■ **Data for this task**
= = =
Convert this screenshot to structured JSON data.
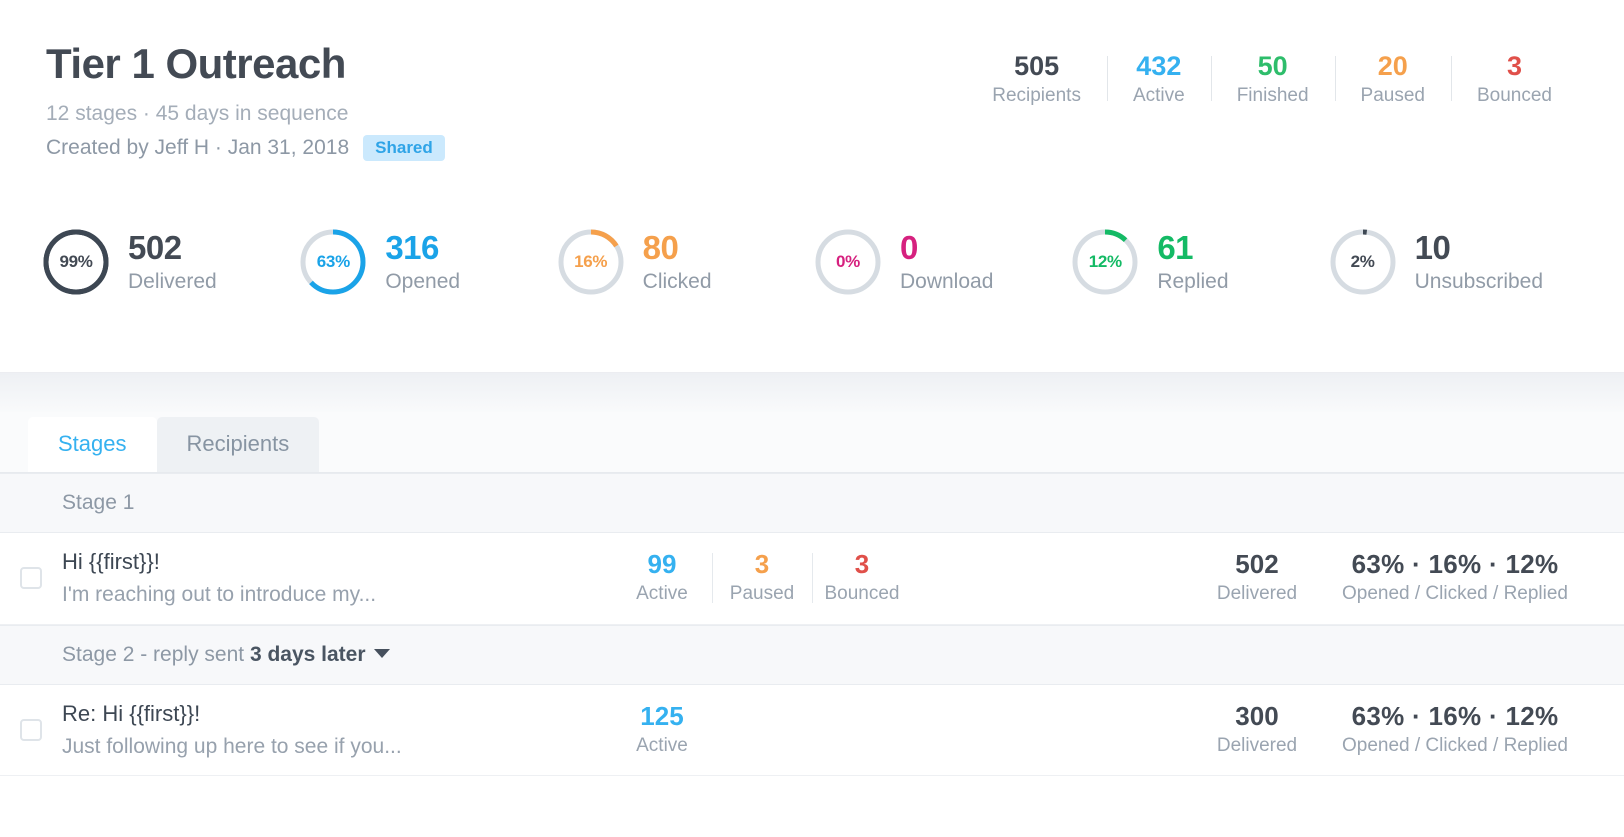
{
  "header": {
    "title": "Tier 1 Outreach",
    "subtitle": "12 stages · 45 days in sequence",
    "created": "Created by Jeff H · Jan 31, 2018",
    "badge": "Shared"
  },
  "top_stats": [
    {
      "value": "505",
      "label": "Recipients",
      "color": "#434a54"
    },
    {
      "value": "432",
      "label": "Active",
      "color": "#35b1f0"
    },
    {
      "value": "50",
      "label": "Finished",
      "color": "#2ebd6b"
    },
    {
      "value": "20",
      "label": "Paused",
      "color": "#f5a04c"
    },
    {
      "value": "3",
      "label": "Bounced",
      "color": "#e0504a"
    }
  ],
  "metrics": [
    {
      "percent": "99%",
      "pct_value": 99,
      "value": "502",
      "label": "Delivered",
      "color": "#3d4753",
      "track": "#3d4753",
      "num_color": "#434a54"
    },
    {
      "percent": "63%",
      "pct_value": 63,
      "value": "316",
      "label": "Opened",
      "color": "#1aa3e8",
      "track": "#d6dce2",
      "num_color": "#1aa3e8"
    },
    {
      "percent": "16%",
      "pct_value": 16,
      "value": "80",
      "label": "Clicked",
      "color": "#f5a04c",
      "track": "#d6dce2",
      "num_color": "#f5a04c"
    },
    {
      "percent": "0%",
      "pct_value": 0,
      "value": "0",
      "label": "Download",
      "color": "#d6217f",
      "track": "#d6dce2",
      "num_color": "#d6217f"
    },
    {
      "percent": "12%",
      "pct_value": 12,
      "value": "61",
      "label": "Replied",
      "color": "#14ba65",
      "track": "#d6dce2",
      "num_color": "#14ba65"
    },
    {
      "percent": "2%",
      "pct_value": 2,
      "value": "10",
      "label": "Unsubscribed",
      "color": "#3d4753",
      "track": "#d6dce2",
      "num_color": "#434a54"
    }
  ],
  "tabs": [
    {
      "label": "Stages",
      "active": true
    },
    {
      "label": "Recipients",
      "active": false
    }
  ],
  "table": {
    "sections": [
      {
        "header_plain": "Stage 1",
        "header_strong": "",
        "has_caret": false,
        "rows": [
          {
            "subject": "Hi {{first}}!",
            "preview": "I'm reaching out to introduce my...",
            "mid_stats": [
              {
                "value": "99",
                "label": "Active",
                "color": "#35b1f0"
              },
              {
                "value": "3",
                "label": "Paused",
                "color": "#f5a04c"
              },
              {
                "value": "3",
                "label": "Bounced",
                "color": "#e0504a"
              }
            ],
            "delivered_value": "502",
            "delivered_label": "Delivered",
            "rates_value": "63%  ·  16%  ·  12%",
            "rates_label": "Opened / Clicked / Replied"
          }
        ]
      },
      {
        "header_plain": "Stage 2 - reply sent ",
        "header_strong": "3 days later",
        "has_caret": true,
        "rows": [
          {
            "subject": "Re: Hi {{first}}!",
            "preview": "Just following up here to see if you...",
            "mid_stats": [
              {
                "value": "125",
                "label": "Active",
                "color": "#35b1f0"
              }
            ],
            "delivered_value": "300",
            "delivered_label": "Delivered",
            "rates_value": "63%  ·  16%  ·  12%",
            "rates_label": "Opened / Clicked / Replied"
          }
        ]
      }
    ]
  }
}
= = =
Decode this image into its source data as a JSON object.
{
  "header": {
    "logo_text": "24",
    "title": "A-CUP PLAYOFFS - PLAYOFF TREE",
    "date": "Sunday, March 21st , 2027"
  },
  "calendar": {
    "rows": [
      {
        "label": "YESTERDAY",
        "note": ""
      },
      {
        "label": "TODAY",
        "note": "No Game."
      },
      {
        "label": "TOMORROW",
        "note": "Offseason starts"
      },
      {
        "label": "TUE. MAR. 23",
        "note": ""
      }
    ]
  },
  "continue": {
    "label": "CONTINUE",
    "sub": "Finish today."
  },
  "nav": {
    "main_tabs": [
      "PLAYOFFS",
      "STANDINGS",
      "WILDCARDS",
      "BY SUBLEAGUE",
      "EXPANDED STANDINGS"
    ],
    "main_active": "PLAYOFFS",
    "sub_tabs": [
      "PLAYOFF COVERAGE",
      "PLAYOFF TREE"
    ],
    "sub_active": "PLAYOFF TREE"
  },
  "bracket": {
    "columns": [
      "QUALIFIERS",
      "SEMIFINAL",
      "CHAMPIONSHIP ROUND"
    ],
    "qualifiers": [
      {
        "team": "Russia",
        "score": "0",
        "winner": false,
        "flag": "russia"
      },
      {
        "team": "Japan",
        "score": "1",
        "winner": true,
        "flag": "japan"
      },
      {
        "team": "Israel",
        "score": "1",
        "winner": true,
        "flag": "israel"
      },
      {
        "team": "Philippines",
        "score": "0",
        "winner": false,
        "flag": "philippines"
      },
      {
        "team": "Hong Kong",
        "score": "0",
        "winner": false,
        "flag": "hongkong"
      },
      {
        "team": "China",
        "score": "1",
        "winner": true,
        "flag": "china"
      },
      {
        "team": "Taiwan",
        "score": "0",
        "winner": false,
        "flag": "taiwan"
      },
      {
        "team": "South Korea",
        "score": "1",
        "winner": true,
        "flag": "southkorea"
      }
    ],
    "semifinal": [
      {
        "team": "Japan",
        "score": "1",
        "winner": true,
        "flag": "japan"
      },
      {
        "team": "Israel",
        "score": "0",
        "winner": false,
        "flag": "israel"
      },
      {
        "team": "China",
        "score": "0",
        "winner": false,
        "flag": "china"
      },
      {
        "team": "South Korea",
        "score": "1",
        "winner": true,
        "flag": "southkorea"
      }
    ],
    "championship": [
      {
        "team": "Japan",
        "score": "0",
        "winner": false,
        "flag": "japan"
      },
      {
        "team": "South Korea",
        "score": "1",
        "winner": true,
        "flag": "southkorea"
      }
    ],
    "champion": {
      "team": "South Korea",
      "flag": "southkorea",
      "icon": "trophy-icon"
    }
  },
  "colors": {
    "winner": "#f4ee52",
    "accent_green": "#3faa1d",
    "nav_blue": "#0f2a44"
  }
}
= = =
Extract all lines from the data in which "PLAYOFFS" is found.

    "title": "A-CUP PLAYOFFS - PLAYOFF TREE",
      "PLAYOFFS",
    "main_active": "PLAYOFFS",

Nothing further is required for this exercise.